If patients had active IBD within the 3 months before initiating immune checkpoint inhibitor therapy, a higher grade of diarrhea was seen compared with patients who had IBD that was not active (P =.027).

The most common reasons for stopping immune checkpoint inhibitor therapy included disease progression (30%), the completion of treatment course (25%), or because of a GI-related adverse event (23%).

The study authors described the clinical benefit rate seen as “similar” to that reported in clinical trials. “The rate of GI adverse events was high in the current study, yet the benefits of immunotherapy in this population likely outweighed the risks.”

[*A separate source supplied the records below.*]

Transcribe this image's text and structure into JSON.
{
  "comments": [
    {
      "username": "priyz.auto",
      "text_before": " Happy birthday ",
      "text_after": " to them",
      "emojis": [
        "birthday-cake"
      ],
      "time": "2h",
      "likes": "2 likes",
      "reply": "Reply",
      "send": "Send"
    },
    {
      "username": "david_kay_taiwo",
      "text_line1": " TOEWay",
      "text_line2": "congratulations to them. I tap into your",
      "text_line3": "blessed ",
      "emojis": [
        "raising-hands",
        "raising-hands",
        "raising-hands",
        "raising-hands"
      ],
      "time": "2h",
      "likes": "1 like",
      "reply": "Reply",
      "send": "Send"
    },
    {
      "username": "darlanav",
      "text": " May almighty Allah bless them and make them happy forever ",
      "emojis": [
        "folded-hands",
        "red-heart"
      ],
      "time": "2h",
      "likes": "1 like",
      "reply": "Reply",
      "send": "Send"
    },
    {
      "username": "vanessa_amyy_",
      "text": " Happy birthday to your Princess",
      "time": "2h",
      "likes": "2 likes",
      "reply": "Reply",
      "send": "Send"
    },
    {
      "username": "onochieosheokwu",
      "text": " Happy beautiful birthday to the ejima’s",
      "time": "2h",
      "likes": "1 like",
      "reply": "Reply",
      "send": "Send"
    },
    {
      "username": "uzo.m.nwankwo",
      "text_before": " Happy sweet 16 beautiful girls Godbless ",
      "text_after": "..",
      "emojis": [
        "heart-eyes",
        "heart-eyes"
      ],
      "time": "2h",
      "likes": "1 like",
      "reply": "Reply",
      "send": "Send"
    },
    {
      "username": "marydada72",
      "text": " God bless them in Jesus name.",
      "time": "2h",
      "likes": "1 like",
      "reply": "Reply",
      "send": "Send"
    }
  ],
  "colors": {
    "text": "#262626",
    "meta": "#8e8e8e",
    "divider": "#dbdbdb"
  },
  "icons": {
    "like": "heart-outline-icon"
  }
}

Disclosure: Some of the authors of the study reported financial relationships with pharmaceutical or medical device companies. For a full list of disclosures, please refer to the original study.

Editor’s Note: The original version of this article incorrectly defined IBD as irritable bowel disease, this article was corrected to reflect that the study included patients with inflammatory bowel disease.


Abu-Sbeih H, Faleck DM, Ricciuti B, et al. Immune checkpoint inhibitor therapy in patients with preexisting inflammatory bowel disease [published online December 4, 2019]. J Clin Oncol. doi: 10.1200/JCO.19.01674